Remember the ultra-violent fighting game Mortal Kombat? (Of course you do.) When you had your opponent reeling, the ominous voice of Shao Khan charged you with one final task: "Finish him!"

Remember the ultra-violent fighting game Mortal Kombat? (Of course you do.) When you had your opponent reeling, the ominous voice of Shao Khan charged you with one final task: "Finish him!"

Perhaps the Columbus Crew needs to whip out their old-school gaming consoles, because this club has developed serious finishing problems. The result: a 1-2-6 record, good for nine points and last place in the Eastern Conference.

Because 2009 seems to be the year of the draw in Major League Soccer, Columbus is only two wins behind East-leading Chicago. But nearly a third of the way through its season, the Crew can't afford to rely on continued mediocrity from its competition if it wants to have a fighting chance at defending its MLS Cup title.

No matter how many press releases the club dispenses praising the Crew's unbeaten streak - currently five matches strong - not a single living fan is satisfied with the Crew's recent run.
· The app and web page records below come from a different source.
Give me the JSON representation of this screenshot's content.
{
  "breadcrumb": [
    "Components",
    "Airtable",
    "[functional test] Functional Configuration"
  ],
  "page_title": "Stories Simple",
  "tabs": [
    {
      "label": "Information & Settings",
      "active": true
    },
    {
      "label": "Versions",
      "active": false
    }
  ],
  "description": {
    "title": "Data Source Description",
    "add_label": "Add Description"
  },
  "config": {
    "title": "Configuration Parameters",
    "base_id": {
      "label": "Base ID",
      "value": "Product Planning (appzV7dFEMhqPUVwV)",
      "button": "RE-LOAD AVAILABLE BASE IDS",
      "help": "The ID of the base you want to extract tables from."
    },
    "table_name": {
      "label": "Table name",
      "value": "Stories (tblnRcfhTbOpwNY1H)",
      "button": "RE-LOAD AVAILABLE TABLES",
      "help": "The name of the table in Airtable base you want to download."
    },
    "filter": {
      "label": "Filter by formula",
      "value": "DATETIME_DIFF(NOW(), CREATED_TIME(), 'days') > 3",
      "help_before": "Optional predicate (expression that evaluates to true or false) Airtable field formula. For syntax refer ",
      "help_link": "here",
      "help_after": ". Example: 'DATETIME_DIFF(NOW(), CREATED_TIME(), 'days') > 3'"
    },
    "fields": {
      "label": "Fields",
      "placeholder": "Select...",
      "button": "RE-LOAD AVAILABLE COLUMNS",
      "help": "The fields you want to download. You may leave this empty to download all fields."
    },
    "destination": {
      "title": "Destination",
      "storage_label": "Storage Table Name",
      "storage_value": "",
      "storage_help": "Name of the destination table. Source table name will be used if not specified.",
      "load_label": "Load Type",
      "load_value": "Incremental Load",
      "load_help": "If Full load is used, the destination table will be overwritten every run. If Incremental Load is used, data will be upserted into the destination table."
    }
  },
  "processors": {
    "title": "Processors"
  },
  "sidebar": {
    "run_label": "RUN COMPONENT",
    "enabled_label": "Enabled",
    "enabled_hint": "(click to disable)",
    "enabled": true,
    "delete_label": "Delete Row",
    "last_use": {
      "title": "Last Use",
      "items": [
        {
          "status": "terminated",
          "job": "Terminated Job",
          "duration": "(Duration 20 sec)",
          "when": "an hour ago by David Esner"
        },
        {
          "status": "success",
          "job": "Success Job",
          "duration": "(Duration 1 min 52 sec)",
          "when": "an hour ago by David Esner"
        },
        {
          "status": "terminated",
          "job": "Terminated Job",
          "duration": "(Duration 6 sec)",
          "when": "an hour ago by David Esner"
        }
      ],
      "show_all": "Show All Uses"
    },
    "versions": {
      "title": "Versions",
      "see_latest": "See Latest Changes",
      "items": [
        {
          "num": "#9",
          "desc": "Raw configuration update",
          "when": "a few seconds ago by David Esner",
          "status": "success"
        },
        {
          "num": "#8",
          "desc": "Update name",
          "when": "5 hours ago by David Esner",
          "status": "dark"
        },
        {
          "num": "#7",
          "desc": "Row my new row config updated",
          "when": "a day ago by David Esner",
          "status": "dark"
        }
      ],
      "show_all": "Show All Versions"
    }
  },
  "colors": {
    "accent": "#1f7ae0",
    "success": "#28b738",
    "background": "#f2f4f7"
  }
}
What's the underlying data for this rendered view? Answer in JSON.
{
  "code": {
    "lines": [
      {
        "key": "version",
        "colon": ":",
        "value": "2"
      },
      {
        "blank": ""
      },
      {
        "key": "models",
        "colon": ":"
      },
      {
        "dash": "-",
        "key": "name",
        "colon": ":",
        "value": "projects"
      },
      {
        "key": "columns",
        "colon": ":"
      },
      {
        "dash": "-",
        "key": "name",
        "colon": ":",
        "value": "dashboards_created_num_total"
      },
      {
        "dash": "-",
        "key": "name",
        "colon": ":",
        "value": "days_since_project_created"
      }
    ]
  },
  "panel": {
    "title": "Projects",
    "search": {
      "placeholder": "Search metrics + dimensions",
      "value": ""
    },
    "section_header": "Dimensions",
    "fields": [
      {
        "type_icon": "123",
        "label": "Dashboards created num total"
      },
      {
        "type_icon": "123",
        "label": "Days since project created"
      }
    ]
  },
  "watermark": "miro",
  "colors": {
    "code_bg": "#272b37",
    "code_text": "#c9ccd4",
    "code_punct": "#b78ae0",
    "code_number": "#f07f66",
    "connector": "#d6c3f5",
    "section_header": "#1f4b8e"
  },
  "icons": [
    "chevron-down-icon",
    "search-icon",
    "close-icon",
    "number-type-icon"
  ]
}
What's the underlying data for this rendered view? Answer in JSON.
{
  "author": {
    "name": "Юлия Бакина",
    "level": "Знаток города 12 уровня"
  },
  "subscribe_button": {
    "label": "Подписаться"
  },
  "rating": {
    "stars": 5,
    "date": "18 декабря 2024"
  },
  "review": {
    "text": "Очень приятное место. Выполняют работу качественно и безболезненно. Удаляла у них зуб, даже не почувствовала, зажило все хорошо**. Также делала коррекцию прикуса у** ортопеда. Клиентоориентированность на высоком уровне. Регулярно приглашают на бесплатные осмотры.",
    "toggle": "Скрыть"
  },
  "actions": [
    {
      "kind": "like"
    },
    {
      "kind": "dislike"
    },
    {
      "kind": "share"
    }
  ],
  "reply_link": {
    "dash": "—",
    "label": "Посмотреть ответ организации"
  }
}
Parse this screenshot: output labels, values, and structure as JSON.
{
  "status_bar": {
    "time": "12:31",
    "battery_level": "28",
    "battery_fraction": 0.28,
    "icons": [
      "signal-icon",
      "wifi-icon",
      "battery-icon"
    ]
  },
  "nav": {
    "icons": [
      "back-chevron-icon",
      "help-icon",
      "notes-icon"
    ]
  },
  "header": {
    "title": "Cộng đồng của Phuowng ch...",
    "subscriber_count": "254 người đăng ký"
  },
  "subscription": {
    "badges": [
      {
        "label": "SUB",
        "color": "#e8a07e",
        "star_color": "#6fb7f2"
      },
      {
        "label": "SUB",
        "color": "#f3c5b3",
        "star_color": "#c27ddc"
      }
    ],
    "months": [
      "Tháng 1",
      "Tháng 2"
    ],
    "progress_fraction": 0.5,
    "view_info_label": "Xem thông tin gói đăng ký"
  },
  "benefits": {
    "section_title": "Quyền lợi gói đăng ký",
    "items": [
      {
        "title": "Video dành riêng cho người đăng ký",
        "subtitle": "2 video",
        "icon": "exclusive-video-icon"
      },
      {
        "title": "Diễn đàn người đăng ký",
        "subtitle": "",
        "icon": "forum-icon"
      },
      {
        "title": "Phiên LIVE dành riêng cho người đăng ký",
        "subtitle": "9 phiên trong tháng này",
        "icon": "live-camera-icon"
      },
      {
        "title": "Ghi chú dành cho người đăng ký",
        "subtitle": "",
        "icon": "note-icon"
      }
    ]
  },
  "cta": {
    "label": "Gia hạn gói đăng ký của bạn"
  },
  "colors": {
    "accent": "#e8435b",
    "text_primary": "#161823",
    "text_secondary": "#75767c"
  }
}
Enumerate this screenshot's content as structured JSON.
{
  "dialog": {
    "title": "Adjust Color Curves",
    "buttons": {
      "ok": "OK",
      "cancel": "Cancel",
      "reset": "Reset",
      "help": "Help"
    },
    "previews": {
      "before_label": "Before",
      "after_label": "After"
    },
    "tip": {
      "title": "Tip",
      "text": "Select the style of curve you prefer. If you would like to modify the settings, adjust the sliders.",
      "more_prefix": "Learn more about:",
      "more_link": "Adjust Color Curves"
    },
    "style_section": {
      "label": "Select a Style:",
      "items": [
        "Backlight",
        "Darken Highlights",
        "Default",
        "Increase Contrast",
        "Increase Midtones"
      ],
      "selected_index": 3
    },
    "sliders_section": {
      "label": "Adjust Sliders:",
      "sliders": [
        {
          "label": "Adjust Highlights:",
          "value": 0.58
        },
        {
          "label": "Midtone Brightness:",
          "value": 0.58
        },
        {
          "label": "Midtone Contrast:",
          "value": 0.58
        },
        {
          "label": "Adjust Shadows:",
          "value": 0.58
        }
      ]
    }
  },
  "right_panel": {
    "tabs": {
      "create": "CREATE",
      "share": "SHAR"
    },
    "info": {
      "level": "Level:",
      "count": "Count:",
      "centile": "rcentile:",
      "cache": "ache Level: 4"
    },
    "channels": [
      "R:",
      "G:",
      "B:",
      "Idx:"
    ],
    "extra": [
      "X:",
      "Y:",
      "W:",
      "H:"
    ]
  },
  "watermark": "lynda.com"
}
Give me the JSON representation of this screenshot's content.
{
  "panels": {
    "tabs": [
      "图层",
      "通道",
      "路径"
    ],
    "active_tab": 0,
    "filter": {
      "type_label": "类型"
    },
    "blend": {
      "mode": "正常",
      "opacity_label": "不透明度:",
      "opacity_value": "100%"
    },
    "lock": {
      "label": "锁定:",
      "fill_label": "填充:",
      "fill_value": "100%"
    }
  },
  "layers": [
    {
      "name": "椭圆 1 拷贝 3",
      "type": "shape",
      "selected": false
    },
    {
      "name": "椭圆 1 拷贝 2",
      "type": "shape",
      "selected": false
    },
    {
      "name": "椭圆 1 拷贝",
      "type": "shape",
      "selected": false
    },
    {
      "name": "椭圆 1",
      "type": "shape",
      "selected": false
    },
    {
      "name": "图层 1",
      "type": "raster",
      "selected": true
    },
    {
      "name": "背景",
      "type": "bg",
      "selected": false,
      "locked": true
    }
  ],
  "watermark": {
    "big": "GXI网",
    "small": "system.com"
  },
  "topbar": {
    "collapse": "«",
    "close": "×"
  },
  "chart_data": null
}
Columbus has been leaking points by repeatedly failing to slam the door shut.

On the offensive end, the Crew has created a wealth of scoring opportunities but has been stymied again and again - sometimes by superb goalkeeping, but mostly by their own bad luck and trigger-shy tendencies. The offense is too exciting to describe as anemic, but they've lacked a killer instinct all season.

Consider Columbus' 1-1 draw at Los Angeles last weekend. Although Galaxy goalie Donovan Ricketts put up a fight, Crew attackers squandered numerous gimmes. Most frustratingly, Guillermo Barros Schelotto and Eddie Gaven failed to convert a golden opportunity in the 89th minute that would have sealed the deal.

The one goal Columbus did score wasn't the result of attractive team soccer but a cagey individual effort from Schelotto, who pickpocketed defender Tony Sanneh and slipped the ball past Ricketts for a 1-0 lead in the 70th minute.

It was a moment of karmic bliss for fans who remember Sanneh blowing the Crew's 2004 season, but as usual, the Crew failed to hold on.

Therein lies the Crew's other finishing problem: Columbus can't hold on to a lead. Last year, the Black and Gold was 13-0-0 when scoring first. In the same situation this year they're 1-0-5, usually conceding the tying goal in the match's waning minutes.

These are mental mishaps, and avoiding them is the difference between a contender and an also-ran. Such struggles have perennially plagued the Crew, but last year's title run seemed to herald a new era. The evidence suggests this year's Crew isn't thinking like champions.

That's a big problem. Robert Warzycha and his boys had better steal back whatever mojo Sigi Schmid took with him to Seattle, lest the Crew regress to its old ways like a dog returning to his vomit.